Building the Practice
A quality practice needs proper administrative staff to ensure accurate scheduling of appointments and effective management of paperwork. When hiring clinical staff, NPs must assess how patients would respond to a candidate. Providing real-life scenarios to a candidate during a face-to-face interview may help to determine if the candidate is a good fit for the practice. For more insight, an NP can ask a job candidate to spend a paid day on-site.
Building a practice requires modern equipment and tools, such as an electronic health record (EHR) system. Other considerations include third-party medical billing services and credit card processors.
A necessary step to take before opening the practice includes incorporation and obtaining an employer tax ID number. Incorporation helps to protect an NP’s nonbusiness assets.
NPs must also go through a credentialing process with payers. This can take several months and involves a review of work history, proof of malpractice insurance, and verification of hospital privileges.
To efficiently run an office from the beginning, NPs must have in place policies and procedures for all staff involved in crucial elements of the practice, such as interacting with patients and getting paid for services rendered. NPs also need to ensure that documentation of regulatory compliance is up to date.
After the Practice Is Open
By refining processes and procedures and ensuring accountability at all levels, an NP can improve the way a practice operates. Hiring an experienced, trustworthy office manager can go a long way toward helping the NP achieve this aim.
As clinicians and business owners, NPs must remain current on regulations, payer rules, and government healthcare policies, all of which are evolving. The practice must also market its services to potential customers, through methods such as referrals and social media campaigns.
The Future of Nurse Entrepreneurship
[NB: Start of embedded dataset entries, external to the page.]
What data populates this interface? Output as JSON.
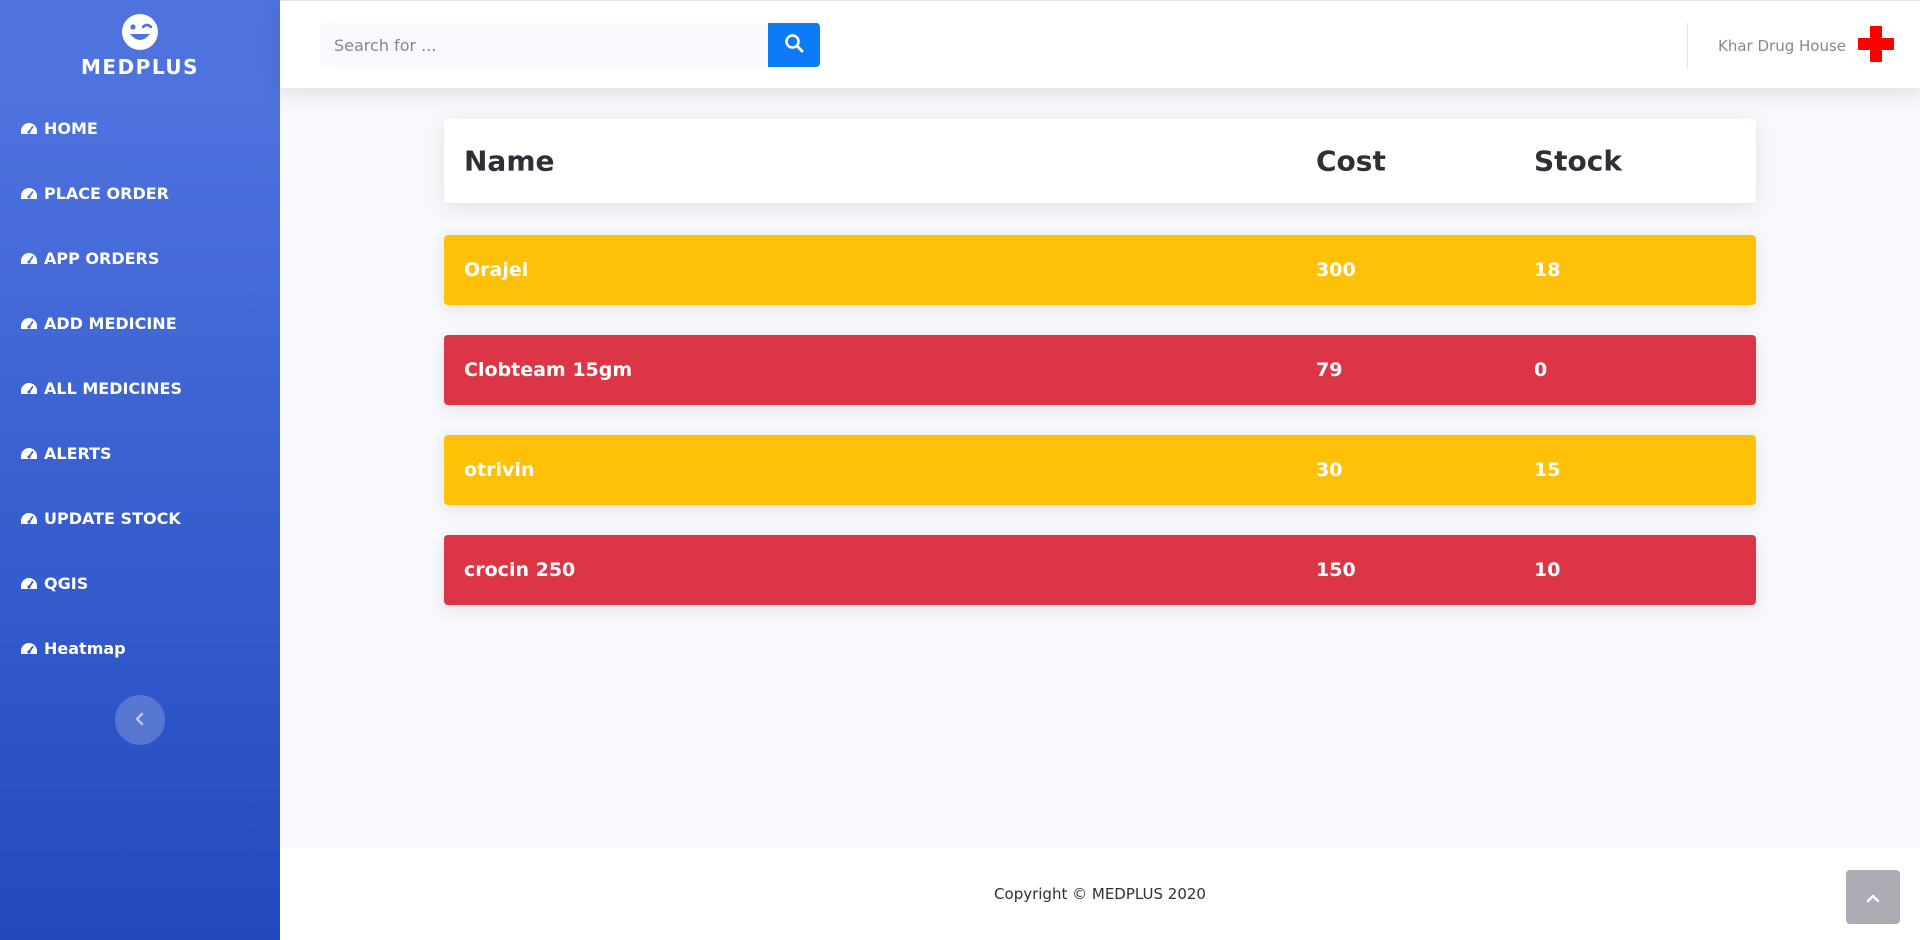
{
  "brand": {
    "name": "MEDPLUS",
    "icon": "laugh-wink-icon"
  },
  "sidebar": {
    "items": [
      {
        "label": "HOME",
        "icon": "tachometer-icon"
      },
      {
        "label": "PLACE ORDER",
        "icon": "tachometer-icon"
      },
      {
        "label": "APP ORDERS",
        "icon": "tachometer-icon"
      },
      {
        "label": "ADD MEDICINE",
        "icon": "tachometer-icon"
      },
      {
        "label": "ALL MEDICINES",
        "icon": "tachometer-icon"
      },
      {
        "label": "ALERTS",
        "icon": "tachometer-icon"
      },
      {
        "label": "UPDATE STOCK",
        "icon": "tachometer-icon"
      },
      {
        "label": "QGIS",
        "icon": "tachometer-icon"
      },
      {
        "label": "Heatmap",
        "icon": "tachometer-icon"
      }
    ],
    "toggle_icon": "chevron-left-icon"
  },
  "search": {
    "placeholder": "Search for ...",
    "value": "",
    "button_icon": "search-icon"
  },
  "user": {
    "name": "Khar Drug House",
    "icon": "red-cross-icon"
  },
  "table": {
    "headers": {
      "name": "Name",
      "cost": "Cost",
      "stock": "Stock"
    },
    "rows": [
      {
        "name": "Orajel",
        "cost": "300",
        "stock": "18",
        "status_color": "#fec107"
      },
      {
        "name": "Clobteam 15gm",
        "cost": "79",
        "stock": "0",
        "status_color": "#dc3545"
      },
      {
        "name": "otrivin",
        "cost": "30",
        "stock": "15",
        "status_color": "#fec107"
      },
      {
        "name": "crocin 250",
        "cost": "150",
        "stock": "10",
        "status_color": "#dc3545"
      }
    ]
  },
  "footer": {
    "copyright": "Copyright © MEDPLUS 2020"
  },
  "colors": {
    "sidebar_top": "#4e73df",
    "sidebar_bottom": "#224abe",
    "search_button": "#0d7bf5",
    "warning": "#fec107",
    "danger": "#dc3545"
  },
  "scroll_top_icon": "chevron-up-icon"
}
NPs are critical thinkers and resourceful with delegation and leadership competencies: These traits can help them in their entrepreneurial pursuits. Potential healthcare-related opportunities include serving as consultants. In healthcare consulting, they help to interpret medical information for patients. They can also consult other nurses and help to guide them on complicated diagnoses and treatment.
Nurses seeking to grow their business networks can do so through organizations such as the National Nurses in Business Association (NNBA), which hosts conferences, workshops, and events throughout the year.
Nurse entrepreneurs in the states that require advanced practice nurses to have a consulting relationship with physicians can leverage that experience to transition to entrepreneurship. As more states grant advanced practice nurses independent practice authority, nurses with an entrepreneurial mindset can be ready to launch their own practices.
Own a Healthcare Business
Amid the transformative changes in healthcare, NPs are asked to take on an increasingly important role. Advanced education can help students to build the clinical and business acumen they need to practice independently. DNP studies can provide graduates with expertise in evidence-based practice, organizational behavior, quality improvement, and relevant technology. Explore how Maryville University’s online Doctor of Nursing Practice program can prepare you to lead an independent practice and optimize patient outcomes.
American Association of Nurse Practitioners, Issues at a Glance: Full Practice Authority
Business News Daily, “How to Open a Private Practice, Step by Step”
HealthLeaders, “More States Pushing for Autonomy in Scope-of-Practice Battle”
National Funding, “7 Ways Medical Practice Financing Can Elevate Your Business”
National Nurses in Business Association, NNBA History
Scope of Practice Policy, Nurse Practitioners Overview
Small Business Trends, “9 Great Business Ideas for Nurse Entrepreneurs”
Small Business Trends, “10 Tips for Hiring Staff with Great Bedside Manner for Healthcare Businesses”
U.S. Bureau of Labor Statistics, Nurse Anesthetists, Nurse Midwives, and Nurse Practitioners